■ **TASK BRIEF**: The full data, repeated exactly, is the only answer needed.
——
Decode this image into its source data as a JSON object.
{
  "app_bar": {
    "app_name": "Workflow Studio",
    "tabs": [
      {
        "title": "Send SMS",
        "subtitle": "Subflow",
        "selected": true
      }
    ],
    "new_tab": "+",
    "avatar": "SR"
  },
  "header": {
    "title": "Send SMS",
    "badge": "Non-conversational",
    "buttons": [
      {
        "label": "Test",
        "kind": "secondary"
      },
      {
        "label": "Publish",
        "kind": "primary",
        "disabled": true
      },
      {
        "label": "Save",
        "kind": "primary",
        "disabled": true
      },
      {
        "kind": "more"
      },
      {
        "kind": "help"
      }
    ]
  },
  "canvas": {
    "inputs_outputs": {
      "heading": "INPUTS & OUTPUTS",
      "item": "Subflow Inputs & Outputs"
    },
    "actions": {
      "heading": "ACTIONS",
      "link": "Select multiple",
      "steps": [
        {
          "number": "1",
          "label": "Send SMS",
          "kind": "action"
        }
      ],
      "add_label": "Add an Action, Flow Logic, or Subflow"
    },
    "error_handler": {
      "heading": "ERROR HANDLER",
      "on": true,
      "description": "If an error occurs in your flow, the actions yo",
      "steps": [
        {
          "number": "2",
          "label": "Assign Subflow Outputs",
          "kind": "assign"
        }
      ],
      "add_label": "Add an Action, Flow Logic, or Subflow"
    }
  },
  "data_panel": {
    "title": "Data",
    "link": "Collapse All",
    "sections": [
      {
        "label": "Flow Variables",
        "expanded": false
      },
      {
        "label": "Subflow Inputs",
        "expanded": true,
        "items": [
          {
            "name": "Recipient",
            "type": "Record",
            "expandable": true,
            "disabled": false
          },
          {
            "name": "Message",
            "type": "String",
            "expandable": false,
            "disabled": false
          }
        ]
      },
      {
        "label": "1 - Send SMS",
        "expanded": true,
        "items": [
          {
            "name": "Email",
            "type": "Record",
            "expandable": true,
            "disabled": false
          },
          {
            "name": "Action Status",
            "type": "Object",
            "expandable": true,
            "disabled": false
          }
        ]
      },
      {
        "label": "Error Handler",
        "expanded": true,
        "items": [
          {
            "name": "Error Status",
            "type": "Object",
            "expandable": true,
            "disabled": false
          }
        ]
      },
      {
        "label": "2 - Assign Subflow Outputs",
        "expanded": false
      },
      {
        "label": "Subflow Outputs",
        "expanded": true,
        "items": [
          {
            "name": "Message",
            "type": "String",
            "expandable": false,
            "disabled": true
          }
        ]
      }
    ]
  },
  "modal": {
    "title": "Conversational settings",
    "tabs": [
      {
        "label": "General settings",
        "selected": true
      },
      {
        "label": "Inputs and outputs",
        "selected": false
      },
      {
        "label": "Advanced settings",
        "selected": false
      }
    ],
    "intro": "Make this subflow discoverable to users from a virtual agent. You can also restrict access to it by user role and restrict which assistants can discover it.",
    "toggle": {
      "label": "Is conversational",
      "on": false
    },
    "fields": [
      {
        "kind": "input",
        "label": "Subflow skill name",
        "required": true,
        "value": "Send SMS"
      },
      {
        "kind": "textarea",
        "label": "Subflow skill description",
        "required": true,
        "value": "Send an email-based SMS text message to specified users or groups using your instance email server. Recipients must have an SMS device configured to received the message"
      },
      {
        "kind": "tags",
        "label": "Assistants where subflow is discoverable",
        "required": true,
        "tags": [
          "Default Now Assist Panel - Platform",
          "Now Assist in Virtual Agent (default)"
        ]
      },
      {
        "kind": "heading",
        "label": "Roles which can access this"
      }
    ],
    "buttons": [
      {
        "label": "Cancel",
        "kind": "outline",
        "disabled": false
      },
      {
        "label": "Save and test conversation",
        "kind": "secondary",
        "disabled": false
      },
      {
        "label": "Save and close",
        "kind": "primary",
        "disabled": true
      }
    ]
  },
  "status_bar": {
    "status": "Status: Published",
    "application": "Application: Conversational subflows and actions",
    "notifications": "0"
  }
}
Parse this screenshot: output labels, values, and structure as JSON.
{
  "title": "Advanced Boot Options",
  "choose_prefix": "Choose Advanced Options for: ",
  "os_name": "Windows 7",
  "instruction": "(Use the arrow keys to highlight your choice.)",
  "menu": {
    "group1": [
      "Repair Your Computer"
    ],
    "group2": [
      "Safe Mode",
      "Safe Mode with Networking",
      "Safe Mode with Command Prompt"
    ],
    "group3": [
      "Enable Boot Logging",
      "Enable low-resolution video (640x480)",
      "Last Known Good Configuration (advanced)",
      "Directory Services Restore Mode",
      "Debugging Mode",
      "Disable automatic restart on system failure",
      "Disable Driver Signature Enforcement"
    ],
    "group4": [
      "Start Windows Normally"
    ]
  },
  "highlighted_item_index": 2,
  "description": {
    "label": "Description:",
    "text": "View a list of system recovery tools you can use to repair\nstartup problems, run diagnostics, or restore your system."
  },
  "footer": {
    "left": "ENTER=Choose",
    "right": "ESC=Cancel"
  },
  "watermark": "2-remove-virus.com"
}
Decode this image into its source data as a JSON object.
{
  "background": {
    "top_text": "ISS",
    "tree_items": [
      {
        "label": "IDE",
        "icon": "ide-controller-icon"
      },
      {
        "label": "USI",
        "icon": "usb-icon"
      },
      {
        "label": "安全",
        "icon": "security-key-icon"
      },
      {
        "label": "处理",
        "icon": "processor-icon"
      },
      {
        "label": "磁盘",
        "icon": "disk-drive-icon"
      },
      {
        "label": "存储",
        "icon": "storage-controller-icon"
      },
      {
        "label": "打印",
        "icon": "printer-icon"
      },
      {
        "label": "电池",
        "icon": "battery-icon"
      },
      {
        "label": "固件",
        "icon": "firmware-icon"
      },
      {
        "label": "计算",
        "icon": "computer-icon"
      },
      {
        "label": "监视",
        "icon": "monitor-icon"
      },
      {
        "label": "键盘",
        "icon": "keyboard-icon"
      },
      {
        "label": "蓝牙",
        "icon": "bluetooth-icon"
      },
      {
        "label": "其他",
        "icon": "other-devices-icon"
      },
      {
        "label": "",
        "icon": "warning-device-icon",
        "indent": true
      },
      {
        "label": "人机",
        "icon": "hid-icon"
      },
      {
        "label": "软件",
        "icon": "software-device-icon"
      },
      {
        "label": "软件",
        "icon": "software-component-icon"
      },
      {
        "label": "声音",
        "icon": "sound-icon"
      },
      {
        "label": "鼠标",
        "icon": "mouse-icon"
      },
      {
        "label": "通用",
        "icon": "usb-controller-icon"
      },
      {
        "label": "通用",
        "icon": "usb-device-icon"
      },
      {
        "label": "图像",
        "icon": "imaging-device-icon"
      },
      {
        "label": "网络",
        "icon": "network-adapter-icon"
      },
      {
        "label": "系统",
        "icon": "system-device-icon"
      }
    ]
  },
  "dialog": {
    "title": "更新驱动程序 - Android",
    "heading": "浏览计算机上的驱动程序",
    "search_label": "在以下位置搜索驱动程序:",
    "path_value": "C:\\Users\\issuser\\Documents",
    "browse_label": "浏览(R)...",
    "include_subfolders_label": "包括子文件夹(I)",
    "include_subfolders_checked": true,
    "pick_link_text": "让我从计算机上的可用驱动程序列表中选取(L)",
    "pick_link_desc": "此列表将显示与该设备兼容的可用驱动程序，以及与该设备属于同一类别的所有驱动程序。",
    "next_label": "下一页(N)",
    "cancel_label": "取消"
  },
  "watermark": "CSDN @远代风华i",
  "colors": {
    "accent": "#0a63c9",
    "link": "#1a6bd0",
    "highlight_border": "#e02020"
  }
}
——
■ **REPLY TO THE TASK**:
Decode this image into its source data as a JSON object.
{
  "app_bar": {
    "app_name": "Workflow Studio",
    "tabs": [
      {
        "title": "Send SMS",
        "subtitle": "Subflow",
        "selected": true
      }
    ],
    "new_tab": "+",
    "avatar": "SR"
  },
  "header": {
    "title": "Send SMS",
    "badge": "Non-conversational",
    "buttons": [
      {
        "label": "Test",
        "kind": "secondary"
      },
      {
        "label": "Publish",
        "kind": "primary",
        "disabled": true
      },
      {
        "label": "Save",
        "kind": "primary",
        "disabled": true
      },
      {
        "kind": "more"
      },
      {
        "kind": "help"
      }
    ]
  },
  "canvas": {
    "inputs_outputs": {
      "heading": "INPUTS & OUTPUTS",
      "item": "Subflow Inputs & Outputs"
    },
    "actions": {
      "heading": "ACTIONS",
      "link": "Select multiple",
      "steps": [
        {
          "number": "1",
          "label": "Send SMS",
          "kind": "action"
        }
      ],
      "add_label": "Add an Action, Flow Logic, or Subflow"
    },
    "error_handler": {
      "heading": "ERROR HANDLER",
      "on": true,
      "description": "If an error occurs in your flow, the actions yo",
      "steps": [
        {
          "number": "2",
          "label": "Assign Subflow Outputs",
          "kind": "assign"
        }
      ],
      "add_label": "Add an Action, Flow Logic, or Subflow"
    }
  },
  "data_panel": {
    "title": "Data",
    "link": "Collapse All",
    "sections": [
      {
        "label": "Flow Variables",
        "expanded": false
      },
      {
        "label": "Subflow Inputs",
        "expanded": true,
        "items": [
          {
            "name": "Recipient",
            "type": "Record",
            "expandable": true,
            "disabled": false
          },
          {
            "name": "Message",
            "type": "String",
            "expandable": false,
            "disabled": false
          }
        ]
      },
      {
        "label": "1 - Send SMS",
        "expanded": true,
        "items": [
          {
            "name": "Email",
            "type": "Record",
            "expandable": true,
            "disabled": false
          },
          {
            "name": "Action Status",
            "type": "Object",
            "expandable": true,
            "disabled": false
          }
        ]
      },
      {
        "label": "Error Handler",
        "expanded": true,
        "items": [
          {
            "name": "Error Status",
            "type": "Object",
            "expandable": true,
            "disabled": false
          }
        ]
      },
      {
        "label": "2 - Assign Subflow Outputs",
        "expanded": false
      },
      {
        "label": "Subflow Outputs",
        "expanded": true,
        "items": [
          {
            "name": "Message",
            "type": "String",
            "expandable": false,
            "disabled": true
          }
        ]
      }
    ]
  },
  "modal": {
    "title": "Conversational settings",
    "tabs": [
      {
        "label": "General settings",
        "selected": true
      },
      {
        "label": "Inputs and outputs",
        "selected": false
      },
      {
        "label": "Advanced settings",
        "selected": false
      }
    ],
    "intro": "Make this subflow discoverable to users from a virtual agent. You can also restrict access to it by user role and restrict which assistants can discover it.",
    "toggle": {
      "label": "Is conversational",
      "on": false
    },
    "fields": [
      {
        "kind": "input",
        "label": "Subflow skill name",
        "required": true,
        "value": "Send SMS"
      },
      {
        "kind": "textarea",
        "label": "Subflow skill description",
        "required": true,
        "value": "Send an email-based SMS text message to specified users or groups using your instance email server. Recipients must have an SMS device configured to received the message"
      },
      {
        "kind": "tags",
        "label": "Assistants where subflow is discoverable",
        "required": true,
        "tags": [
          "Default Now Assist Panel - Platform",
          "Now Assist in Virtual Agent (default)"
        ]
      },
      {
        "kind": "heading",
        "label": "Roles which can access this"
      }
    ],
    "buttons": [
      {
        "label": "Cancel",
        "kind": "outline",
        "disabled": false
      },
      {
        "label": "Save and test conversation",
        "kind": "secondary",
        "disabled": false
      },
      {
        "label": "Save and close",
        "kind": "primary",
        "disabled": true
      }
    ]
  },
  "status_bar": {
    "status": "Status: Published",
    "application": "Application: Conversational subflows and actions",
    "notifications": "0"
  }
}
Parse this screenshot: output labels, values, and structure as JSON.
{
  "title": "Advanced Boot Options",
  "choose_prefix": "Choose Advanced Options for: ",
  "os_name": "Windows 7",
  "instruction": "(Use the arrow keys to highlight your choice.)",
  "menu": {
    "group1": [
      "Repair Your Computer"
    ],
    "group2": [
      "Safe Mode",
      "Safe Mode with Networking",
      "Safe Mode with Command Prompt"
    ],
    "group3": [
      "Enable Boot Logging",
      "Enable low-resolution video (640x480)",
      "Last Known Good Configuration (advanced)",
      "Directory Services Restore Mode",
      "Debugging Mode",
      "Disable automatic restart on system failure",
      "Disable Driver Signature Enforcement"
    ],
    "group4": [
      "Start Windows Normally"
    ]
  },
  "highlighted_item_index": 2,
  "description": {
    "label": "Description:",
    "text": "View a list of system recovery tools you can use to repair\nstartup problems, run diagnostics, or restore your system."
  },
  "footer": {
    "left": "ENTER=Choose",
    "right": "ESC=Cancel"
  },
  "watermark": "2-remove-virus.com"
}
Decode this image into its source data as a JSON object.
{
  "background": {
    "top_text": "ISS",
    "tree_items": [
      {
        "label": "IDE",
        "icon": "ide-controller-icon"
      },
      {
        "label": "USI",
        "icon": "usb-icon"
      },
      {
        "label": "安全",
        "icon": "security-key-icon"
      },
      {
        "label": "处理",
        "icon": "processor-icon"
      },
      {
        "label": "磁盘",
        "icon": "disk-drive-icon"
      },
      {
        "label": "存储",
        "icon": "storage-controller-icon"
      },
      {
        "label": "打印",
        "icon": "printer-icon"
      },
      {
        "label": "电池",
        "icon": "battery-icon"
      },
      {
        "label": "固件",
        "icon": "firmware-icon"
      },
      {
        "label": "计算",
        "icon": "computer-icon"
      },
      {
        "label": "监视",
        "icon": "monitor-icon"
      },
      {
        "label": "键盘",
        "icon": "keyboard-icon"
      },
      {
        "label": "蓝牙",
        "icon": "bluetooth-icon"
      },
      {
        "label": "其他",
        "icon": "other-devices-icon"
      },
      {
        "label": "",
        "icon": "warning-device-icon",
        "indent": true
      },
      {
        "label": "人机",
        "icon": "hid-icon"
      },
      {
        "label": "软件",
        "icon": "software-device-icon"
      },
      {
        "label": "软件",
        "icon": "software-component-icon"
      },
      {
        "label": "声音",
        "icon": "sound-icon"
      },
      {
        "label": "鼠标",
        "icon": "mouse-icon"
      },
      {
        "label": "通用",
        "icon": "usb-controller-icon"
      },
      {
        "label": "通用",
        "icon": "usb-device-icon"
      },
      {
        "label": "图像",
        "icon": "imaging-device-icon"
      },
      {
        "label": "网络",
        "icon": "network-adapter-icon"
      },
      {
        "label": "系统",
        "icon": "system-device-icon"
      }
    ]
  },
  "dialog": {
    "title": "更新驱动程序 - Android",
    "heading": "浏览计算机上的驱动程序",
    "search_label": "在以下位置搜索驱动程序:",
    "path_value": "C:\\Users\\issuser\\Documents",
    "browse_label": "浏览(R)...",
    "include_subfolders_label": "包括子文件夹(I)",
    "include_subfolders_checked": true,
    "pick_link_text": "让我从计算机上的可用驱动程序列表中选取(L)",
    "pick_link_desc": "此列表将显示与该设备兼容的可用驱动程序，以及与该设备属于同一类别的所有驱动程序。",
    "next_label": "下一页(N)",
    "cancel_label": "取消"
  },
  "watermark": "CSDN @远代风华i",
  "colors": {
    "accent": "#0a63c9",
    "link": "#1a6bd0",
    "highlight_border": "#e02020"
  }
}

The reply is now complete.